* _Work item_: Write out all of the data again, precisely as it appears.

[The records]

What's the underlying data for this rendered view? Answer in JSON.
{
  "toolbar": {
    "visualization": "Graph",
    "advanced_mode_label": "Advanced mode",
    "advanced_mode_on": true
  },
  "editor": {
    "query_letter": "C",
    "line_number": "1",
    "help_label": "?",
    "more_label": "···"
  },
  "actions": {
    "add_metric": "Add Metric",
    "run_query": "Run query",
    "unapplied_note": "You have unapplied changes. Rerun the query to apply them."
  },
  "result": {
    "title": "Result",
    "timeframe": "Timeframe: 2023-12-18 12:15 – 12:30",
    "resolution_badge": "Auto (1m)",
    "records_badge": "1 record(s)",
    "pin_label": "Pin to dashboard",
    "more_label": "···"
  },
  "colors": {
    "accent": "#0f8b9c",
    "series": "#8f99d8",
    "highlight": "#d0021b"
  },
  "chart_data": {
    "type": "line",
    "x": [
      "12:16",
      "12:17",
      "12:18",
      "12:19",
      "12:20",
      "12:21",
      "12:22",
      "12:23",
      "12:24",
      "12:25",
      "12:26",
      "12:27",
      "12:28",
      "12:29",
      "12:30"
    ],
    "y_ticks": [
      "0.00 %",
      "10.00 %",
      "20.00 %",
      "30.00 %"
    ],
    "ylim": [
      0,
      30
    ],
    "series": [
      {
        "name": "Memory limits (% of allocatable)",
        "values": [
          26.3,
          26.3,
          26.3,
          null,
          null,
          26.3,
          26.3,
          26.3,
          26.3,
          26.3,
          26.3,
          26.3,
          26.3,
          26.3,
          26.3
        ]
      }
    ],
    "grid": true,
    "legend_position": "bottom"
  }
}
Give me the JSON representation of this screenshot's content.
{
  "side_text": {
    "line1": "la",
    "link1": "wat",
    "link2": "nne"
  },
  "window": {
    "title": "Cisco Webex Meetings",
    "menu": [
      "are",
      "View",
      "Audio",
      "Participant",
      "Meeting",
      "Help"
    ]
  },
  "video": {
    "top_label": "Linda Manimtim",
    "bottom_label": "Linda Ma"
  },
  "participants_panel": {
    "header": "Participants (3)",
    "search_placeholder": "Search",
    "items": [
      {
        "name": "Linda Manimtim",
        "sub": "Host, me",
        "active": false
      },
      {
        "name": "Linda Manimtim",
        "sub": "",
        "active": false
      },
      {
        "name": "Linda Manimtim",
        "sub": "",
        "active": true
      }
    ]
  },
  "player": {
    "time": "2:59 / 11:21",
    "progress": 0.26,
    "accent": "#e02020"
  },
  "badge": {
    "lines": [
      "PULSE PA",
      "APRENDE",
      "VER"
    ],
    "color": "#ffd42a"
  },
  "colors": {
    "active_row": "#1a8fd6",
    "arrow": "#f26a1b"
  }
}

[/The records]

* _Your response_:
What's the underlying data for this rendered view? Answer in JSON.
{
  "toolbar": {
    "visualization": "Graph",
    "advanced_mode_label": "Advanced mode",
    "advanced_mode_on": true
  },
  "editor": {
    "query_letter": "C",
    "line_number": "1",
    "help_label": "?",
    "more_label": "···"
  },
  "actions": {
    "add_metric": "Add Metric",
    "run_query": "Run query",
    "unapplied_note": "You have unapplied changes. Rerun the query to apply them."
  },
  "result": {
    "title": "Result",
    "timeframe": "Timeframe: 2023-12-18 12:15 – 12:30",
    "resolution_badge": "Auto (1m)",
    "records_badge": "1 record(s)",
    "pin_label": "Pin to dashboard",
    "more_label": "···"
  },
  "colors": {
    "accent": "#0f8b9c",
    "series": "#8f99d8",
    "highlight": "#d0021b"
  },
  "chart_data": {
    "type": "line",
    "x": [
      "12:16",
      "12:17",
      "12:18",
      "12:19",
      "12:20",
      "12:21",
      "12:22",
      "12:23",
      "12:24",
      "12:25",
      "12:26",
      "12:27",
      "12:28",
      "12:29",
      "12:30"
    ],
    "y_ticks": [
      "0.00 %",
      "10.00 %",
      "20.00 %",
      "30.00 %"
    ],
    "ylim": [
      0,
      30
    ],
    "series": [
      {
        "name": "Memory limits (% of allocatable)",
        "values": [
          26.3,
          26.3,
          26.3,
          null,
          null,
          26.3,
          26.3,
          26.3,
          26.3,
          26.3,
          26.3,
          26.3,
          26.3,
          26.3,
          26.3
        ]
      }
    ],
    "grid": true,
    "legend_position": "bottom"
  }
}
Give me the JSON representation of this screenshot's content.
{
  "side_text": {
    "line1": "la",
    "link1": "wat",
    "link2": "nne"
  },
  "window": {
    "title": "Cisco Webex Meetings",
    "menu": [
      "are",
      "View",
      "Audio",
      "Participant",
      "Meeting",
      "Help"
    ]
  },
  "video": {
    "top_label": "Linda Manimtim",
    "bottom_label": "Linda Ma"
  },
  "participants_panel": {
    "header": "Participants (3)",
    "search_placeholder": "Search",
    "items": [
      {
        "name": "Linda Manimtim",
        "sub": "Host, me",
        "active": false
      },
      {
        "name": "Linda Manimtim",
        "sub": "",
        "active": false
      },
      {
        "name": "Linda Manimtim",
        "sub": "",
        "active": true
      }
    ]
  },
  "player": {
    "time": "2:59 / 11:21",
    "progress": 0.26,
    "accent": "#e02020"
  },
  "badge": {
    "lines": [
      "PULSE PA",
      "APRENDE",
      "VER"
    ],
    "color": "#ffd42a"
  },
  "colors": {
    "active_row": "#1a8fd6",
    "arrow": "#f26a1b"
  }
}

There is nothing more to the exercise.